This dissertation deals with normal-mode vibrations of the Sun, as measured by their effect on the solar total irradiance. I have studied "5-minute" p-mode oscillations of radial order n (TURNEQ) 16 - 26 and degree l = 0 - 2 in the 1980 data from the Active Cavity Radiometer Irradiance Monitor (ACRIM) on the Solar Maximum Mission satellite (SMM). The frequencies of separate (n,l) peaks in the spectrum of ACRIM data agree with those of previous observers to within ('(TURN))3 parts in 10('4). For the oscillatory peaks of highest signal quality the frequency error is estimated to be less than one part in 10('4). Discrepancies between observed and theoretical frequencies are already much greater than discrepancies among observed frequencies. Quasi -degenerate m states, of which the (n,l) peaks are in principle comprised, cannot be distinguished in the ACRIM power spectrum, contrary to previous claims. The mean amplitudes of individual (n,l) peaks have been established with 10 - 20% accuracy; r.m.s. fractional irradiance variations of up to 3 parts per million occur. The observed amplitude ratio of 5-min modes in velocity and intensity agrees roughly with preliminary theoretical estimates, but more theory and observation are required. The 5-min oscillation data from the ACRIM have been interpreted in terms of a theoretically motivated picture in which the modes behave like independently and randomly excited harmonic oscillators. The relative frequency width of the most prominent l = 0 modes is about one part in 2000, implying an oscillator time constant (e-folding time for energy decay) of 1 to 2 days. This lifetime is approximately confirmed by direct observations of amplitude variations in these modes. The lifetime of these modes was previously a matter of controversy. Solar rotation will split the m states belonging to a given (n,l) multiplet, making the l > 1 peaks broader than they would otherwise be. From the widths of the l = 1 peaks I deduce an upper limit on the separation of adjacent m states of 1.0 (mu)Hz with ('(TURN))99% confidence. This is 2.2 times the splitting that solid-body rotation at the observed ('(TURN))1/25-day sidereal equatorial surface rate would imply. . . . (Author's abstract exceeds stipulated maximum length.
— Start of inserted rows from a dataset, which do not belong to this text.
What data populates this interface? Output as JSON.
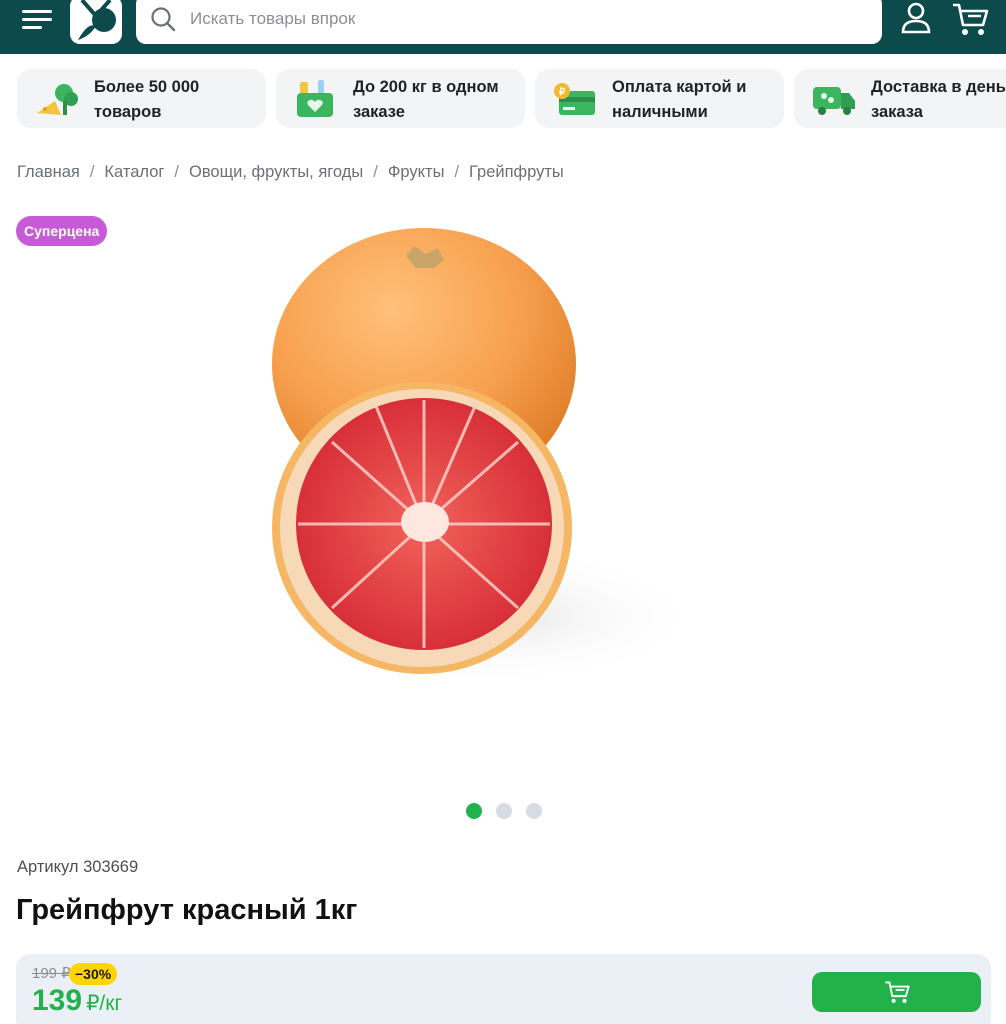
{
  "header": {
    "search_placeholder": "Искать товары впрок",
    "bg_color": "#0d4a4c"
  },
  "features": [
    {
      "icon": "vegetables-icon",
      "label": "Более 50 000 товаров"
    },
    {
      "icon": "grocery-bag-icon",
      "label": "До 200 кг в одном заказе"
    },
    {
      "icon": "payment-card-icon",
      "label": "Оплата картой и наличными"
    },
    {
      "icon": "delivery-truck-icon",
      "label": "Доставка в день заказа"
    }
  ],
  "breadcrumbs": [
    "Главная",
    "Каталог",
    "Овощи, фрукты, ягоды",
    "Фрукты",
    "Грейпфруты"
  ],
  "breadcrumb_separator": "/",
  "product": {
    "badge": "Суперцена",
    "sku": "Артикул 303669",
    "title": "Грейпфрут красный 1кг",
    "old_price": "199 ₽",
    "discount": "−30%",
    "price": "139",
    "price_unit": "₽/кг",
    "carousel": {
      "count": 3,
      "active_index": 0
    }
  },
  "colors": {
    "accent_green": "#22b24c",
    "badge_purple": "#c75ad6",
    "discount_yellow": "#ffd500"
  }
}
Discontinued here with permission of author.) UMI.
- Pub Date:
- Physics: Astronomy and Astrophysics